I have been seeing a lot about cannabis remedies in the news. I know that marijuana has only recently been illegal, so I wanted to see how far back the history of the plant went. It turns out, it goes all the way back… to ancient China.
Original article on Psychology Today (https://www.psychologytoday.com/blog/the-teenage-mind/201105/history-cannabis-in-ancient-china?destination=blog/the-teenage-mind/201105/history-cannabis-in-ancient-china)

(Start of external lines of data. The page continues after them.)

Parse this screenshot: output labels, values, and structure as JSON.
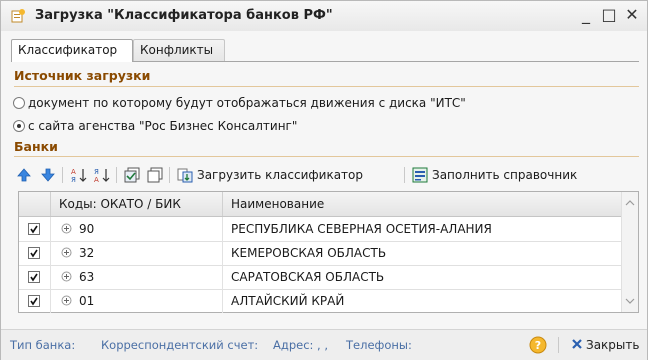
{
  "window": {
    "title": "Загрузка \"Классификатора банков РФ\"",
    "controls": {
      "minimize": "_",
      "maximize": "□",
      "close": "✕"
    }
  },
  "tabs": [
    {
      "label": "Классификатор",
      "active": true
    },
    {
      "label": "Конфликты",
      "active": false
    }
  ],
  "source": {
    "title": "Источник загрузки",
    "options": [
      {
        "label": "документ по которому будут отображаться движения с диска \"ИТС\"",
        "selected": false
      },
      {
        "label": "с сайта агенства \"Рос Бизнес Консалтинг\"",
        "selected": true
      }
    ]
  },
  "banks": {
    "title": "Банки",
    "toolbar": {
      "load_label": "Загрузить классификатор",
      "fill_label": "Заполнить справочник"
    },
    "columns": [
      "Коды: ОКАТО / БИК",
      "Наименование"
    ],
    "rows": [
      {
        "checked": true,
        "code": "90",
        "name": "РЕСПУБЛИКА СЕВЕРНАЯ ОСЕТИЯ-АЛАНИЯ"
      },
      {
        "checked": true,
        "code": "32",
        "name": "КЕМЕРОВСКАЯ ОБЛАСТЬ"
      },
      {
        "checked": true,
        "code": "63",
        "name": "САРАТОВСКАЯ ОБЛАСТЬ"
      },
      {
        "checked": true,
        "code": "01",
        "name": "АЛТАЙСКИЙ КРАЙ"
      }
    ]
  },
  "statusbar": {
    "bank_type": "Тип банка:",
    "corr_account": "Корреспондентский счет:",
    "address": "Адрес:  , ,",
    "phones": "Телефоны:",
    "close_label": "Закрыть"
  },
  "colors": {
    "section_title": "#8a4a00",
    "status_link": "#4a6fa5",
    "arrow_up": "#2a6fcf",
    "arrow_down": "#2a6fcf",
    "fill_icon": "#1f7a3a",
    "help": "#f0a020"
  }
}
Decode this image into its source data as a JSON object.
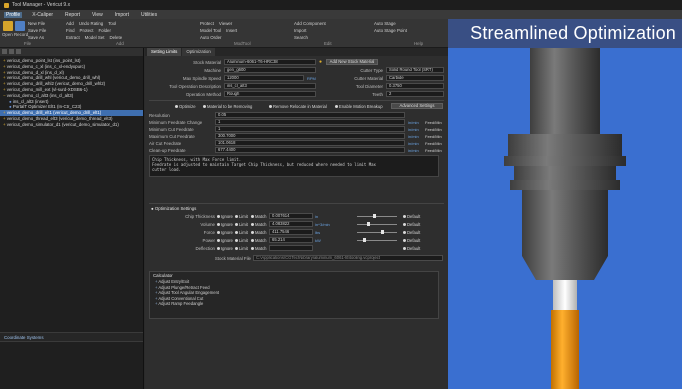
{
  "window": {
    "title": "Tool Manager - Vericut 9.x"
  },
  "menu": [
    "Profile",
    "X-Caliper",
    "Report",
    "View",
    "Import",
    "Utilities"
  ],
  "ribbon": {
    "file": {
      "open": "Open",
      "record": "Record",
      "rows": [
        "New File",
        "Save File",
        "Save As"
      ],
      "label": "File"
    },
    "add": {
      "rows": [
        "Add",
        "Undo Rating",
        "Tool",
        "Find",
        "Protect",
        "Folder",
        "Extract",
        "Model Set",
        "Delete"
      ],
      "label": "Add"
    },
    "modtool": {
      "rows": [
        "Protect",
        "Viewer",
        "Model Tool",
        "Insert",
        "Auto Order"
      ],
      "label": "ModTool"
    },
    "edit": {
      "rows": [
        "Add Component",
        "Import",
        "Search"
      ],
      "label": "Edit"
    },
    "help": {
      "rows": [
        "Auto Stage",
        "Auto Stage Point",
        "Help"
      ],
      "label": "Help"
    }
  },
  "banner": "Streamlined Optimization",
  "tree": [
    {
      "text": "vericut_demo_point_lst (ins_point_lst)"
    },
    {
      "text": "vericut_demo_c_xl (ins_c_xl-endyxpurc)"
    },
    {
      "text": "vericut_demo_d_xl (ins_d_xl)"
    },
    {
      "text": "vericut_demo_drill_whl (vericut_demo_drill_whl)"
    },
    {
      "text": "vericut_demo_drill_whl2 (vericut_demo_drill_whl2)"
    },
    {
      "text": "vericut_demo_mill_ext (vl-surd-XDSB6-1)"
    },
    {
      "text": "vericut_demo_cl_alt3 (ins_cl_alt3)"
    },
    {
      "text": "ins_cl_alt3 (insert)"
    },
    {
      "text": "PortalT Optimizer Elt1 (In-Ctr_C23)"
    },
    {
      "text": "vericut_demo_drill_elt1 (vericut_demo_drill_elt1)",
      "selected": true
    },
    {
      "text": "vericut_demo_thread_elt3 (vericut_demo_thread_elt3)"
    },
    {
      "text": "vericut_demo_simulator_d1 (vericut_demo_simulator_d1)"
    }
  ],
  "coord_section": "Coordinate Systems",
  "tabs": [
    "Setting Limits",
    "Optimization"
  ],
  "form": {
    "stock_material_label": "Stock Material",
    "stock_material": "Aluminum-6061-T6-HRC38",
    "add_stock_button": "Add New Stock Material",
    "machine_label": "Machine",
    "machine": "gen_g600",
    "cutter_type_label": "Cutter Type",
    "cutter_type": "Solid Round Tool (SRT)",
    "max_spindle_label": "Max Spindle Speed",
    "max_spindle": "12000",
    "max_spindle_unit": "RPM",
    "cutter_material_label": "Cutter Material",
    "cutter_material": "Carbide",
    "tool_desc_label": "Tool Operation Description",
    "tool_desc": "ins_cl_alt3",
    "tool_diameter_label": "Tool Diameter",
    "tool_diameter": "0.3750",
    "op_method_label": "Operation Method",
    "op_method": "Rough",
    "teeth_label": "Teeth",
    "teeth": "2",
    "opt_radios": [
      "Optimize",
      "Material to be Removing",
      "Remove Relocate in Material",
      "Enable Motion Breakup"
    ],
    "adv_button": "Advanced Settings",
    "resolution_label": "Resolution",
    "resolution": "0.05",
    "feed_rows": [
      {
        "label": "Minimum Feedrate Change",
        "value": "1",
        "unit": "in/min"
      },
      {
        "label": "Minimum Cut Feedrate",
        "value": "1",
        "unit": "in/min"
      },
      {
        "label": "Maximum Cut Feedrate",
        "value": "300.7000",
        "unit": "in/min"
      },
      {
        "label": "Air Cut Feedrate",
        "value": "101.0618",
        "unit": "in/min"
      },
      {
        "label": "Clean-up Feedrate",
        "value": "677.4400",
        "unit": "in/min"
      }
    ],
    "feed_unit_label": "Feed/Min",
    "note": "Chip Thickness, with Max Force limit.\nFeedrate is adjusted to maintain Target Chip Thickness, but reduced where needed to limit Max\ncutter load.",
    "opt_settings_label": "Optimization Settings",
    "opt_rows": [
      {
        "label": "Chip Thickness",
        "opts": [
          "Ignore",
          "Limit",
          "Match"
        ],
        "value": "0.007614",
        "unit": "in",
        "default": "Default"
      },
      {
        "label": "Volume",
        "opts": [
          "Ignore",
          "Limit",
          "Match"
        ],
        "value": "4.083822",
        "unit": "in^3/min",
        "default": "Default"
      },
      {
        "label": "Force",
        "opts": [
          "Ignore",
          "Limit",
          "Match"
        ],
        "value": "411.7546",
        "unit": "lbs",
        "default": "Default"
      },
      {
        "label": "Power",
        "opts": [
          "Ignore",
          "Limit",
          "Match"
        ],
        "value": "65.214",
        "unit": "kW",
        "default": "Default"
      },
      {
        "label": "Deflection",
        "opts": [
          "Ignore",
          "Limit",
          "Match"
        ],
        "value": "",
        "unit": "",
        "default": "Default"
      }
    ],
    "stock_file_label": "Stock Material File",
    "stock_file": "C:\\Applications\\CGTech\\library\\aluminum_6061-t6\\tooling.vcproject",
    "calc_title": "Calculator",
    "calc_items": [
      "Adjust Entry/Exit",
      "Adjust Plunge/Retract Feed",
      "Adjust Tool Angular Engagement",
      "Adjust Conventional Cut",
      "Adjust Ramp Feedangle"
    ]
  },
  "colors": {
    "viewport_bg": "#3a6fd0",
    "banner_bg": "#394f84",
    "selection": "#3f6fb0",
    "tool_tip": "#f0a01a"
  }
}
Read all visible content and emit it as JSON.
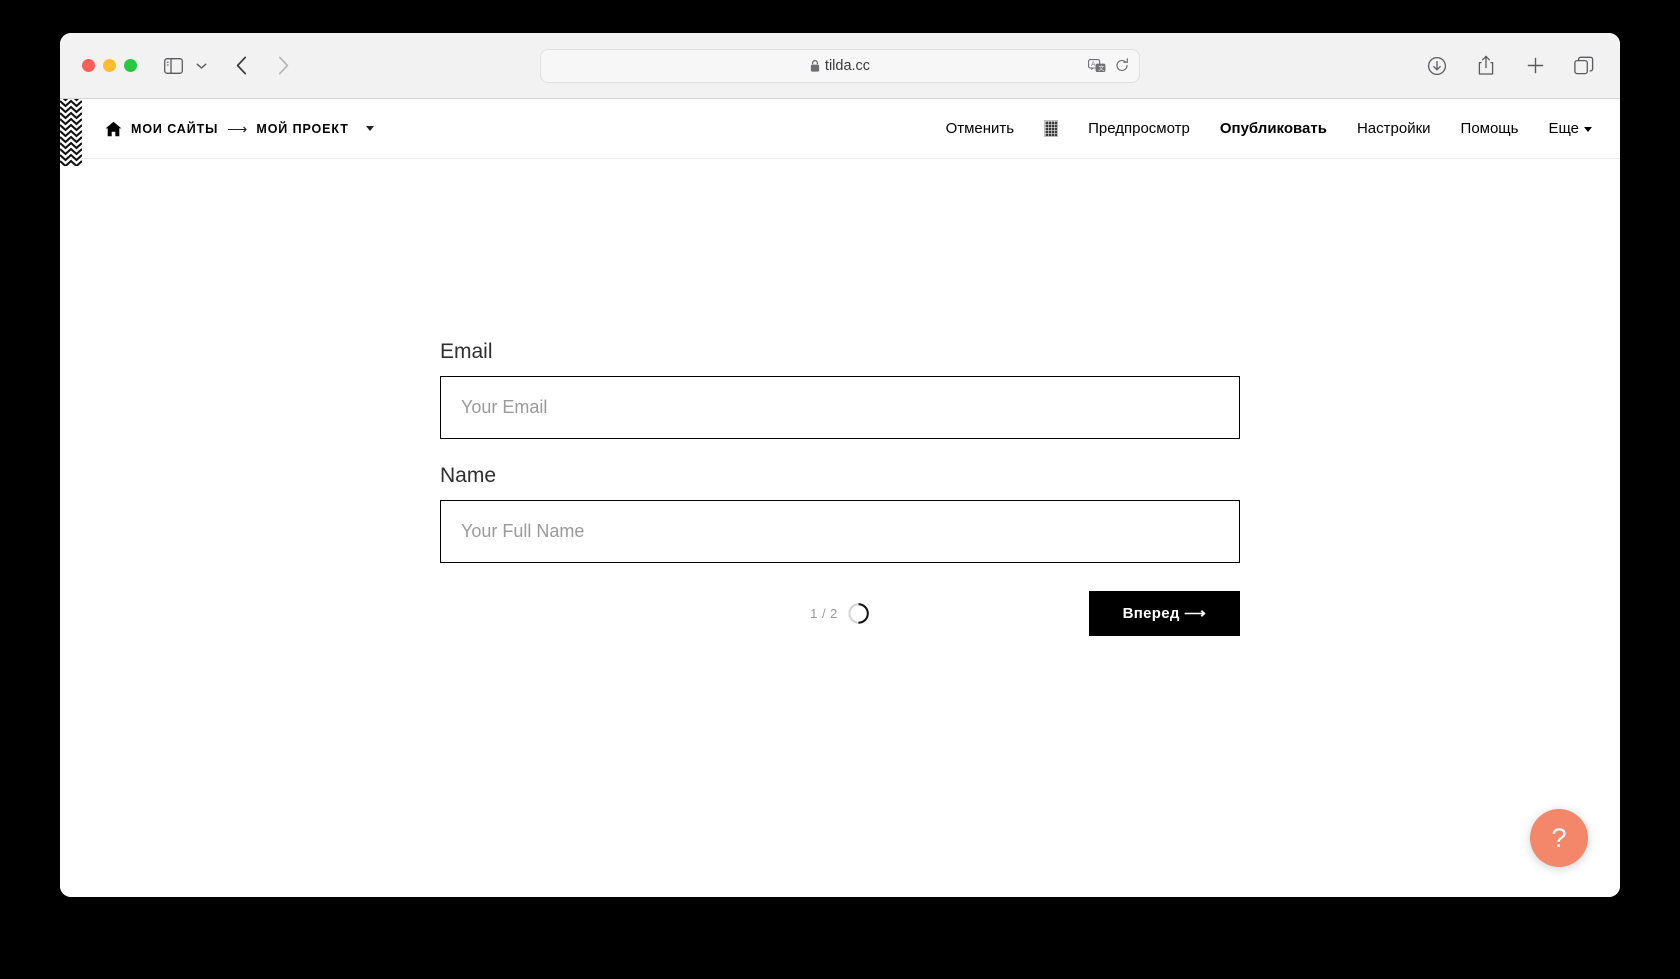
{
  "browser": {
    "traffic_lights": {
      "close_color": "#ff5f57",
      "minimize_color": "#febc2e",
      "maximize_color": "#28c840"
    },
    "sidebar_toggle_icon": "sidebar-icon",
    "sidebar_dropdown_icon": "chevron-down-icon",
    "back_icon": "chevron-left-icon",
    "forward_icon": "chevron-right-icon",
    "address": {
      "lock_icon": "lock-icon",
      "url": "tilda.cc",
      "translate_icon": "translate-icon",
      "reload_icon": "reload-icon"
    },
    "toolbar_right": [
      {
        "name": "downloads-icon",
        "label": "Downloads"
      },
      {
        "name": "share-icon",
        "label": "Share"
      },
      {
        "name": "new-tab-icon",
        "label": "New Tab"
      },
      {
        "name": "tab-overview-icon",
        "label": "Tab Overview"
      }
    ]
  },
  "topbar": {
    "logo_icon": "tilda-zigzag-logo",
    "home_icon": "home-icon",
    "breadcrumb": {
      "root": "МОИ САЙТЫ",
      "separator": "⟶",
      "current": "МОЙ ПРОЕКТ",
      "caret_icon": "chevron-down-icon"
    },
    "nav": [
      {
        "label": "Отменить",
        "bold": false,
        "name": "nav-undo"
      },
      {
        "label": "Предпросмотр",
        "bold": false,
        "name": "nav-preview"
      },
      {
        "label": "Опубликовать",
        "bold": true,
        "name": "nav-publish"
      },
      {
        "label": "Настройки",
        "bold": false,
        "name": "nav-settings"
      },
      {
        "label": "Помощь",
        "bold": false,
        "name": "nav-help"
      },
      {
        "label": "Еще",
        "bold": false,
        "name": "nav-more"
      }
    ],
    "grid_icon": "grid-view-icon"
  },
  "form": {
    "fields": [
      {
        "label": "Email",
        "placeholder": "Your Email",
        "value": ""
      },
      {
        "label": "Name",
        "placeholder": "Your Full Name",
        "value": ""
      }
    ],
    "step": {
      "text": "1 / 2",
      "current": 1,
      "total": 2,
      "percent": 50
    },
    "submit_label": "Вперед ⟶"
  },
  "help_bubble": {
    "symbol": "?",
    "color": "#f4876a",
    "icon": "question-mark-icon"
  }
}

…Shen-Nung (c.2700 B.C.), is known as the Father of Chinese Medicine. Because he was a good farmer and concerned about his suffering subjects, he looked to plants for cures. According to legend, Shen-Nung tried poisons and their antidotes on himself and then compiled the medical encyclopedia called, Pen Ts’ao. The Pen Ts’ao list hundreds of drugs derived from vegetable, animal and mineral sources. Among these drugs is the plant cannabis, “ma.”
Ma was a unique drug because it was both feminine, or yin, and masculine, or yang. Yin represented the weak, passive, and negative female influence in nature while yang represented the strong, active, and positive male force.

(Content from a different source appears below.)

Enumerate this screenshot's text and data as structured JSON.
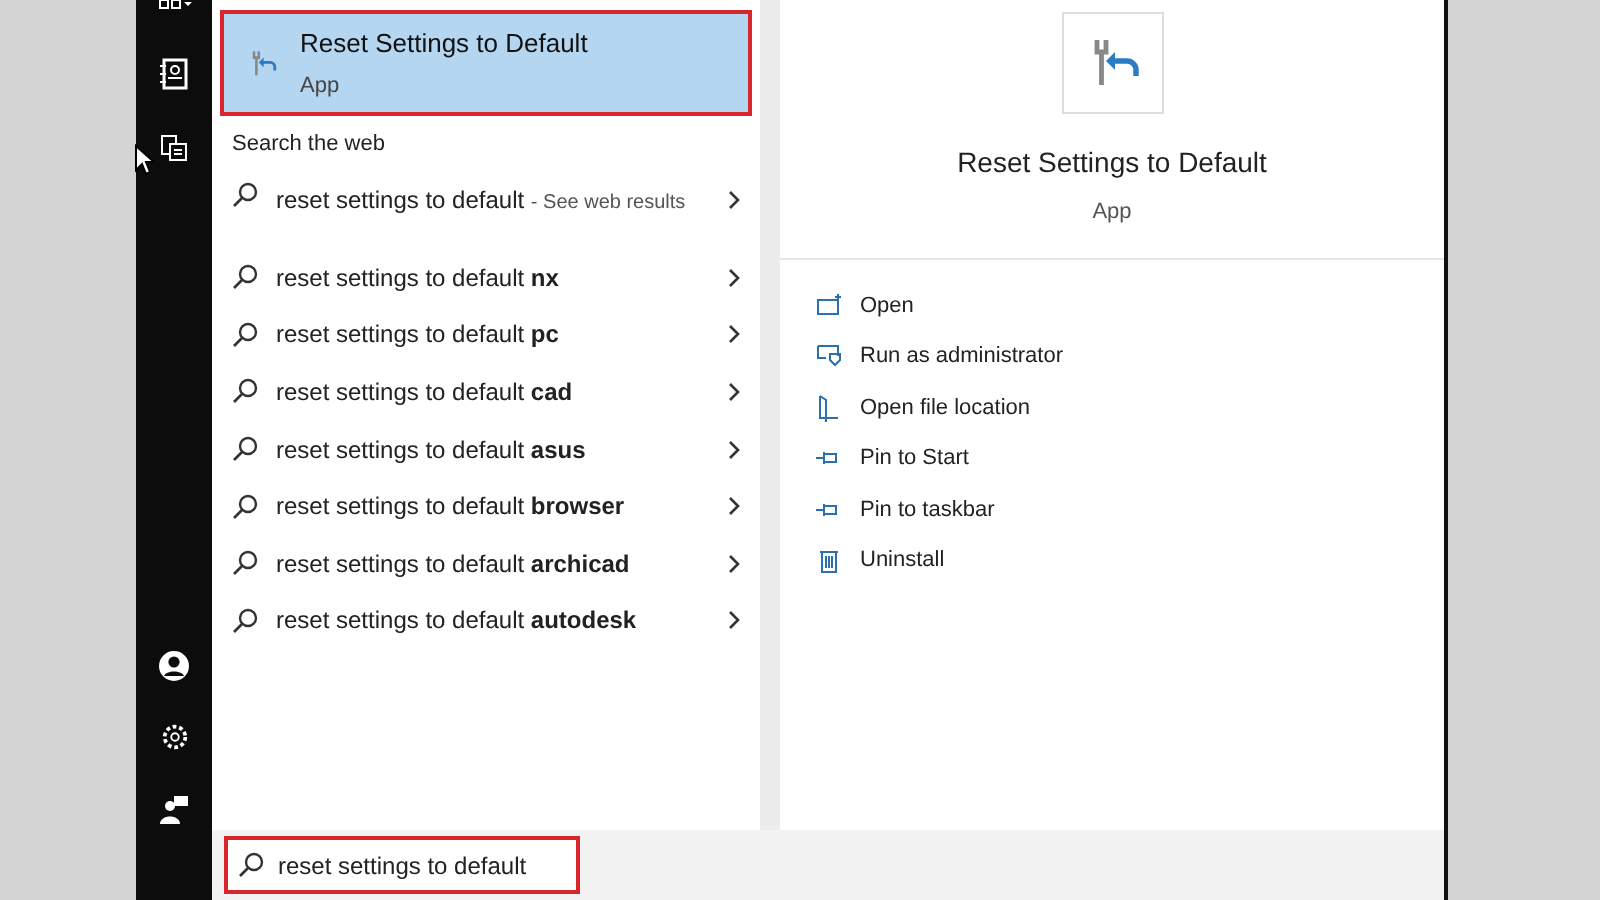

When yin and yang were in balance, the body was in harmony and healthy. When yin and yang were out of balance, the body was in a state of disequilibrium and ill. Realizing that the female plant produced more medicine, the Chinese cultivated it instead of the male plant. Ma was used to treat absences of yin, such as: female weaknesses (menstruation), gout, rheumatism, malaria, beri-beri, constipation, and absentmindedness (Abel, 1980).
During the second century A.D., the Chinese surgeon, Hua T’o, began to use cannabis as an anesthesia. He combined cannabis resin with wine (ma-yo) and used it to reduce pain during surgery. He performed painful organ drafts, resectioning of the intestines, loin incisions, and chest incisions while the patient was anesthetized with ma-yo.

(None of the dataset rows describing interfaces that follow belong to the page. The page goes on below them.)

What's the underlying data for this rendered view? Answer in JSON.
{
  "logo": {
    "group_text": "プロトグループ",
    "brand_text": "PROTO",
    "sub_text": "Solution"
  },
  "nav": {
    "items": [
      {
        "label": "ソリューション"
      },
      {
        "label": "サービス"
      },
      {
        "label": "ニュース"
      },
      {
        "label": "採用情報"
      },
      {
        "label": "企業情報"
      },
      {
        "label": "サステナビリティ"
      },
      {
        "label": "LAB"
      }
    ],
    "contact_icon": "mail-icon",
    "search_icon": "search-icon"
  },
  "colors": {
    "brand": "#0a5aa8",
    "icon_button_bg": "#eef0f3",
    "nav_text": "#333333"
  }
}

Cannabis was a mulitipurpose plant to the ancient Chinese. It has been cultivated and used for over 4000 years. It was used for war, writing, food, and medicine but there is very little mention of its psychoactive properties by the Chinese. It wasn’t until India came upon cannabis that it became a widespread religious and medicinal intoxicant.
Abel, E.L. (1980). Marijuana, The First Twelve Thousand Years. New York: Plenum Press.